Air-conditioned, odorless, illuminated by buzzing fluorescent tubes, the American supermarket doesn’t present itself as having very much to do with Nature.
Michael Pollan, The Omnivore’s Dilemma
Pollan engages all our senses by giving concrete facets of sight (fluorescent lighting), sound (buzzing), smell (sterile), and touch (the cool of the air-conditioning) – all in the service of taste. Because of these few details, we can picture the whole scene, even those things he doesn’t mention – the fruit piled up in perfect pyramids, the well-polished floors, the trendy shelving. We are captured by immediacy.
Notice, though, that Pollan doesn’t just pick any old details. The lighting is artificial, the buzzing is mechanical, the temperature is engineered, the smell is unnaturally void. They all deliberately point to one thing – his thesis. The food industry in America is ironically disconnected from nature. And that disconnect, when we stop to look at it, isn’t really all that pretty. Pollan moves us effortlessly from the particular to the general in a single sentence.
Sometimes the more immense and complex the topic, the more important it is to bring things down to a human scale.
At exactly fifteen minutes past eight in the morning on August 6, 1945, Japanese time, at the moment when the atomic bomb flashed above Hiroshima, Miss Toshiko Sasaki, a clerk in the personnel department of the East Asia Tin Works, had just sat down at her place in the plant office and was turning her head to speak to the girl at the next desk.
John Hersey, Hiroshima
A year after the first atomic bomb exploded over Japan, most people still had little idea what exactly it was or how it worked. Its sheer magnitude and unfathomable physics made it seem like something out of science fiction.
To overcome the barrier, John Hersey in his 1946 piece opens with a specific instant, with a specific person doing something very particular and very routine. A woman sitting at a desk in an office. Nothing could be more ordinary, except for what happened at that moment.
All his readers would know the bomb dropped. What they didn’t know was what happened to Miss Toshiko Sasaki. An individual. Someone like you or me who might be about to talk to a colleague. In this way readers can begin to come to grips with a new era of warfare we will never be able to turn back from

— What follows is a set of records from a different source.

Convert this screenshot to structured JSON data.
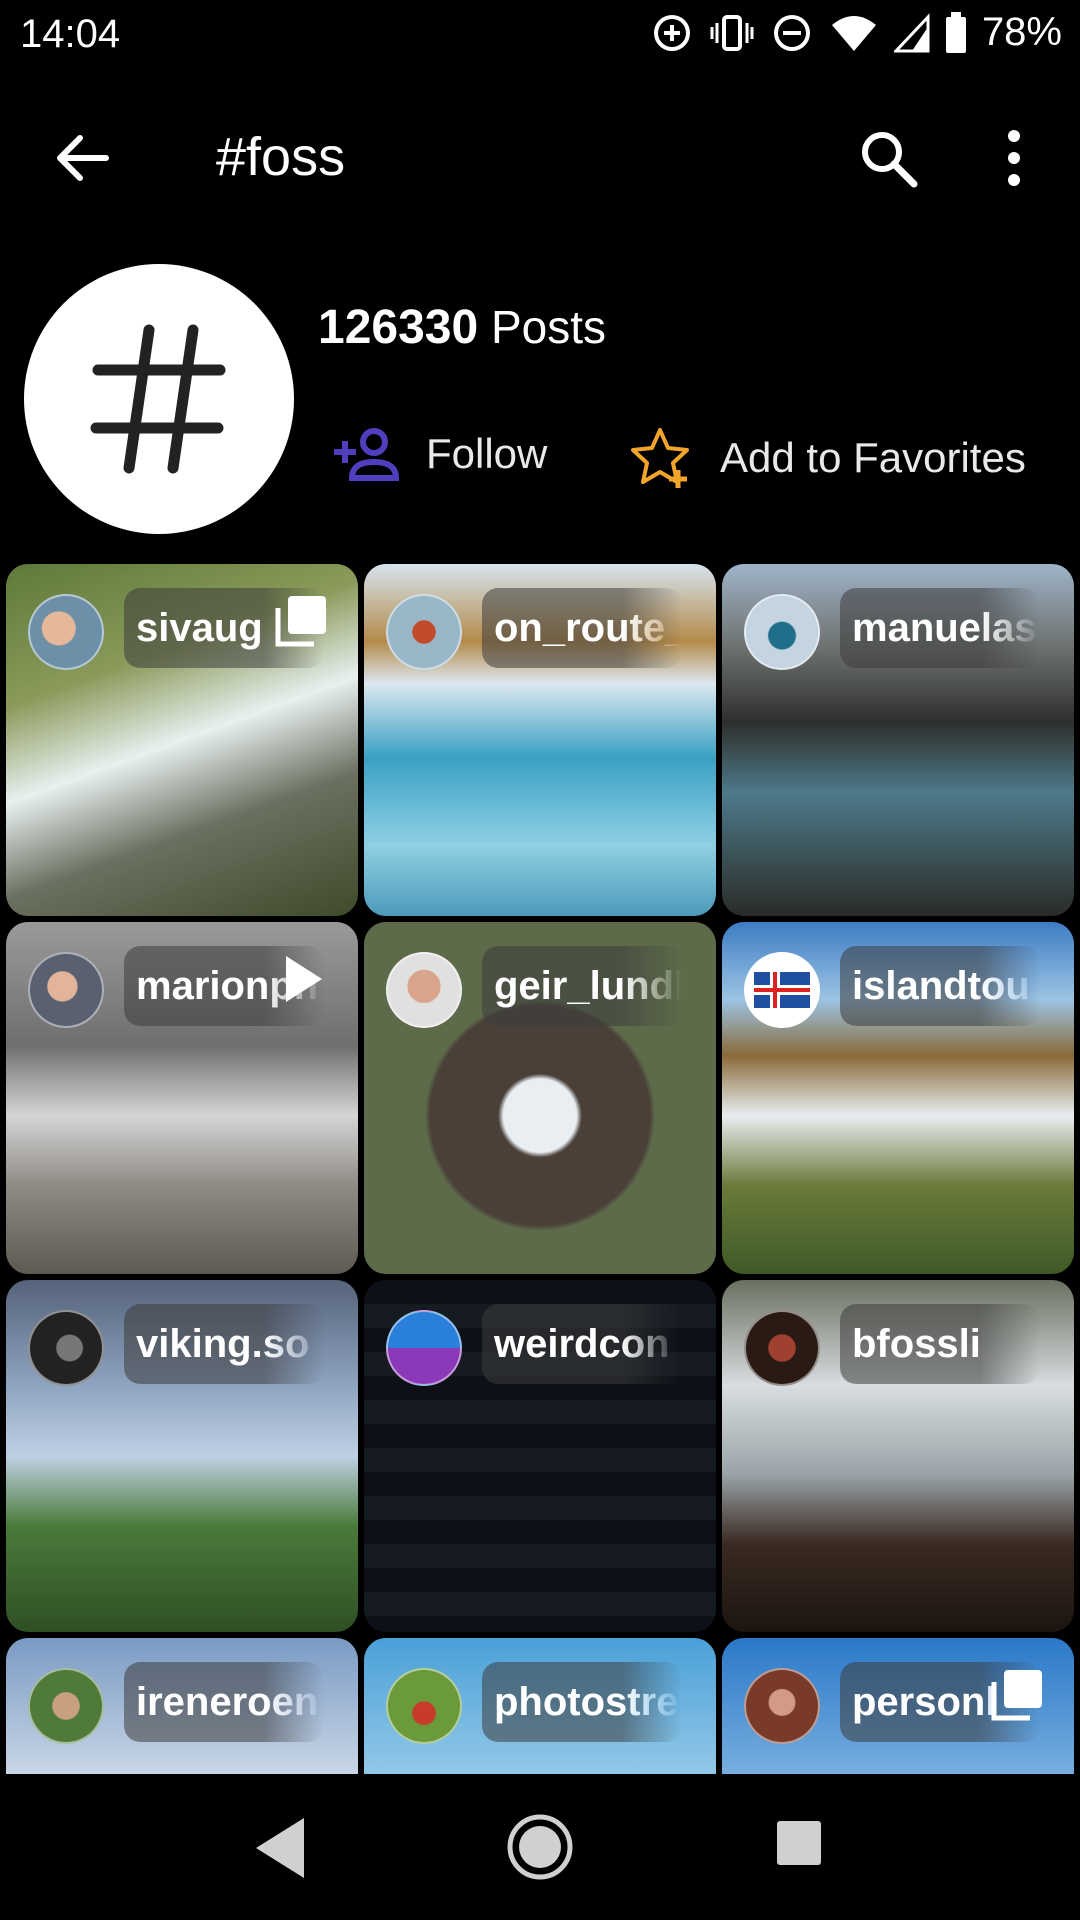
{
  "status": {
    "time": "14:04",
    "battery": "78%"
  },
  "appbar": {
    "title": "#foss"
  },
  "tag": {
    "post_count": "126330",
    "posts_label": "Posts",
    "follow_label": "Follow",
    "favorites_label": "Add to Favorites"
  },
  "colors": {
    "follow_icon": "#4f3fbf",
    "favorites_icon": "#f2a52a"
  },
  "posts": [
    {
      "username": "sivaug",
      "badge": "multi-image"
    },
    {
      "username": "on_route_",
      "badge": "none"
    },
    {
      "username": "manuelas",
      "badge": "none"
    },
    {
      "username": "marionph",
      "badge": "video"
    },
    {
      "username": "geir_lundl",
      "badge": "none"
    },
    {
      "username": "islandtou",
      "badge": "none"
    },
    {
      "username": "viking.so",
      "badge": "none"
    },
    {
      "username": "weirdcon",
      "badge": "none"
    },
    {
      "username": "bfossli",
      "badge": "none"
    },
    {
      "username": "ireneroen",
      "badge": "none"
    },
    {
      "username": "photostre",
      "badge": "none"
    },
    {
      "username": "personl",
      "badge": "multi-image"
    }
  ]
}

Picking the right details to include in an opening is key.
There is a housing project standing now where the house in which we grew up once stood, and one of those stunted city trees is snarling where our doorway used to be.
James Baldwin,”Fifth Avenue Uptown” in Nobody Knows My Name
What do we know generally from this first sentence? We’re reading (or at least we are starting with) memoir. It’s a personal account of a moment that reflects on the author’s past.
Baldwin does so much more, however, simply and powerfully. Just two words set the tone for the whole piece. With stunted and snarling he invokes a sense of lament. The home he grew up in, with all its intimate memories of joys and sadness, is now replaced with a massive bureaucratic building. Like the tree “where our doorway used to be,” the life in this new building is limited, confined, restricted. There is no room for growth. We do not have a tree happily wagging its branches in welcome. Instead, that tree, squat and unformed, stands guard at the door like a growling dog unwilling to let him in. Thus Baldwin begins his reflection on place, race and loss.
from “Write Better: A Lifelong Editor on Craft, Art, and Spirituality” by Andrew T. Le Peau, Intervarsity Press